Input records section start

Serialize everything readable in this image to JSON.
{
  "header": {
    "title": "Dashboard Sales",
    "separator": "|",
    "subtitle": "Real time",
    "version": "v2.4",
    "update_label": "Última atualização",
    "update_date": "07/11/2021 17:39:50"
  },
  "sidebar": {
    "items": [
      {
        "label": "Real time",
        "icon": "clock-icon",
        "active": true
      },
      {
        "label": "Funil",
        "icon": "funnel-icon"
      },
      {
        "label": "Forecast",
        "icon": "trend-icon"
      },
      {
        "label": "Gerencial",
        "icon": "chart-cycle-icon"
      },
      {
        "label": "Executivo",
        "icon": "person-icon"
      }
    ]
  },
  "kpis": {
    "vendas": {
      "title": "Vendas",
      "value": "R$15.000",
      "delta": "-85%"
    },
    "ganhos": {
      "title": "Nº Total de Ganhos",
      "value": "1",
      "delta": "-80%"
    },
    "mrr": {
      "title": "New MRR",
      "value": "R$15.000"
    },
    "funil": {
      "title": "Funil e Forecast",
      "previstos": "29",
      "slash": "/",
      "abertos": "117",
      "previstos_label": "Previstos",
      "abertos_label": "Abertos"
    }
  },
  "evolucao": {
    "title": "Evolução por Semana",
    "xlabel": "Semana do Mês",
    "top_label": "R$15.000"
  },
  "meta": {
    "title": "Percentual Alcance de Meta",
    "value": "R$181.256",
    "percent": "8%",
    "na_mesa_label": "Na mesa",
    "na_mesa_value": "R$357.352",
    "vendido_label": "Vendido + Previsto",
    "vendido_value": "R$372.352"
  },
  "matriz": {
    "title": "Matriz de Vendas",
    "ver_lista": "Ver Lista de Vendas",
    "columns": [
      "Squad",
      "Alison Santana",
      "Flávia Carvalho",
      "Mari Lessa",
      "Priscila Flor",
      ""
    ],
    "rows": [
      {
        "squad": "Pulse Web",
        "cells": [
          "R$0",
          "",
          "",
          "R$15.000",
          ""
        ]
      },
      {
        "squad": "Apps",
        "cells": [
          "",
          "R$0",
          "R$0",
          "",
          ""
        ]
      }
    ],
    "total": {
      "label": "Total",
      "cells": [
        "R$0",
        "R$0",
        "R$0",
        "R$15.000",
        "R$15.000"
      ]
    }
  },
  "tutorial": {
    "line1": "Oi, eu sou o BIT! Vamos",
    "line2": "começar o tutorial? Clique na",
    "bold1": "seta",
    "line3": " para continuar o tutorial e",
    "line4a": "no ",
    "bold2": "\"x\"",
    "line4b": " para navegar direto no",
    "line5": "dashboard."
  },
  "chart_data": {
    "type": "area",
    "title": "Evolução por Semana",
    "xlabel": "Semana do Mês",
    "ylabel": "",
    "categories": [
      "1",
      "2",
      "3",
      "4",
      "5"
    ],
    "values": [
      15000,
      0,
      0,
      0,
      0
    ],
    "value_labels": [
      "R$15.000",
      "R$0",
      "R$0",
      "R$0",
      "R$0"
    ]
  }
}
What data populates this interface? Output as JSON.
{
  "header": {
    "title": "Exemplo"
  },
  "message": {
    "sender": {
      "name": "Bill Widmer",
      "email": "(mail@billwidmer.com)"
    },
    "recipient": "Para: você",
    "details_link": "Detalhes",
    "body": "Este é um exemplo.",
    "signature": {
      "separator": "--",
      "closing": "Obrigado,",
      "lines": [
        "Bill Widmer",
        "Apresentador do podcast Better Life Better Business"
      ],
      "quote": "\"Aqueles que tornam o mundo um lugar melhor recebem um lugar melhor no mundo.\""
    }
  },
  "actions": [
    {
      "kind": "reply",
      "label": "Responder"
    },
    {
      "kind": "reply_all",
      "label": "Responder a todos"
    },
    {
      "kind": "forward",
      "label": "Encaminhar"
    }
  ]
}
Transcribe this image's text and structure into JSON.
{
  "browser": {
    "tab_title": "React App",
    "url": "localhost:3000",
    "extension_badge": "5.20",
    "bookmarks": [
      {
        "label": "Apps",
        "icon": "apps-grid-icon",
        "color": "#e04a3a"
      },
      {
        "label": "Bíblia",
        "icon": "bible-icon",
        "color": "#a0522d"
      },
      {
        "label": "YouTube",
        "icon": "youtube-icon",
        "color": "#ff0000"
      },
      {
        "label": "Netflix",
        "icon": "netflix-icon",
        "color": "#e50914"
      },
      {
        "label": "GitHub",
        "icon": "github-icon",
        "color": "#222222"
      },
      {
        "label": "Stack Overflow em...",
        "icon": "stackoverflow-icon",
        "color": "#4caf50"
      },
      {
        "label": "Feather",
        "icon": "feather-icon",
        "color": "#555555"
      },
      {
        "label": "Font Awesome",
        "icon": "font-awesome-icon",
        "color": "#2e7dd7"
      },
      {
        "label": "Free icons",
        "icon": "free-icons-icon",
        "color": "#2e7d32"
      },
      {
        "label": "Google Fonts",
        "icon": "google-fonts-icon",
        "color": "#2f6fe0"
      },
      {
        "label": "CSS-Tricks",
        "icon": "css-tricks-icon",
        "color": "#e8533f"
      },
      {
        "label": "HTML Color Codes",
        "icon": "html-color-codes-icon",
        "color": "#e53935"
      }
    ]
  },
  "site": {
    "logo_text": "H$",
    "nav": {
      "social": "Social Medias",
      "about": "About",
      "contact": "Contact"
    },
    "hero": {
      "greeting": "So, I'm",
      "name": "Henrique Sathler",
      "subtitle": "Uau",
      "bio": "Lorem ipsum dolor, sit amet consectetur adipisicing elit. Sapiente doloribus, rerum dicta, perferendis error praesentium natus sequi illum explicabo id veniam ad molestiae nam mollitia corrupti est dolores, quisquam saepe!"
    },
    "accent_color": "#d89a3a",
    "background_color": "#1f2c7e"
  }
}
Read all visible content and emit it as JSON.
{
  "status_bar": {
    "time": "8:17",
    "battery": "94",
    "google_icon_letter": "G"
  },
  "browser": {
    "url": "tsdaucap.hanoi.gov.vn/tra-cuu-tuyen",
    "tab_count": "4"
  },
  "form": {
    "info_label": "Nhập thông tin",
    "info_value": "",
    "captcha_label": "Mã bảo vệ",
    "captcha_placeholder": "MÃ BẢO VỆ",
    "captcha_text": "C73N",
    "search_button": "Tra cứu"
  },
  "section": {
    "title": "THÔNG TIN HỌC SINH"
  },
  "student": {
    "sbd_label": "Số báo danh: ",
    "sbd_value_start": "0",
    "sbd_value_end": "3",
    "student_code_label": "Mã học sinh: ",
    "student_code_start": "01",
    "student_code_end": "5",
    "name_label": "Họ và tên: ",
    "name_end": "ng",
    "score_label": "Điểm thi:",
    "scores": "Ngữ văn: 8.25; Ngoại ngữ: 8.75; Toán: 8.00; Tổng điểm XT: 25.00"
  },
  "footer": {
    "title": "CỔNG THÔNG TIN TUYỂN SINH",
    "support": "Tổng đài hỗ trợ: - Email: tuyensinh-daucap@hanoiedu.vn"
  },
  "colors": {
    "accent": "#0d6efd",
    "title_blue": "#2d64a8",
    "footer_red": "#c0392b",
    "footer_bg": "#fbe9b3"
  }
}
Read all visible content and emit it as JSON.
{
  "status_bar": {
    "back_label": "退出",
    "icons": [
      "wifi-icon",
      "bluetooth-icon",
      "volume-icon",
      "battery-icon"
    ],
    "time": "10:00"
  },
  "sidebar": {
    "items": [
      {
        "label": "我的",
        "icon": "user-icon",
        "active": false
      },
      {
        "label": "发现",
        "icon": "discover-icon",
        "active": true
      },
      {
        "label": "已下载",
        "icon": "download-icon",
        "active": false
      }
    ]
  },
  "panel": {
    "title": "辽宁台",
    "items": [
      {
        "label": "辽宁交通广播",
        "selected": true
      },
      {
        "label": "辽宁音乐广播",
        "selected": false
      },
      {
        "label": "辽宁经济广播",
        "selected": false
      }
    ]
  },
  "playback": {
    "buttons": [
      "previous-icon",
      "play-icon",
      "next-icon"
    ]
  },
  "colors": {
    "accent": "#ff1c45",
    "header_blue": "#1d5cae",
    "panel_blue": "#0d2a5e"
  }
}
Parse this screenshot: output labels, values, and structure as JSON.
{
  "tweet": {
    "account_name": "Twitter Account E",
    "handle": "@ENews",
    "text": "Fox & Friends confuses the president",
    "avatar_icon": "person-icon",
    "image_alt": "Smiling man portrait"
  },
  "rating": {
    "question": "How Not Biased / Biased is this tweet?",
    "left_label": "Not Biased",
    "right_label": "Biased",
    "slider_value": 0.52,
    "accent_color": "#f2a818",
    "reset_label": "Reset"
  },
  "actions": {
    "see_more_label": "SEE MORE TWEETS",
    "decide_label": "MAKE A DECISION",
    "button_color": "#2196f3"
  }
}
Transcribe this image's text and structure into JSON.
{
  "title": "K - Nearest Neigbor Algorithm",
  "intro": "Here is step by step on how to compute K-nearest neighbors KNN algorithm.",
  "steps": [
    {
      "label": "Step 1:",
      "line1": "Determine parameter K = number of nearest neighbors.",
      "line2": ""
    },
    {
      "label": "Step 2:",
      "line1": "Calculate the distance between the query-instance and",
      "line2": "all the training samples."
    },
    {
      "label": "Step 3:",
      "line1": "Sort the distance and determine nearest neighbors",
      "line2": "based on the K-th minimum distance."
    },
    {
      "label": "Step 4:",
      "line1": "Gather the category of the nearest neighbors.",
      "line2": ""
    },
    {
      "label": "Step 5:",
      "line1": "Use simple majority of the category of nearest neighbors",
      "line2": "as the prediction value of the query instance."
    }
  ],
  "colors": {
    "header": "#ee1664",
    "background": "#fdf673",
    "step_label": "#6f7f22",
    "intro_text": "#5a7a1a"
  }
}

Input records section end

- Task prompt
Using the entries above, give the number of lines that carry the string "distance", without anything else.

- Final answer
3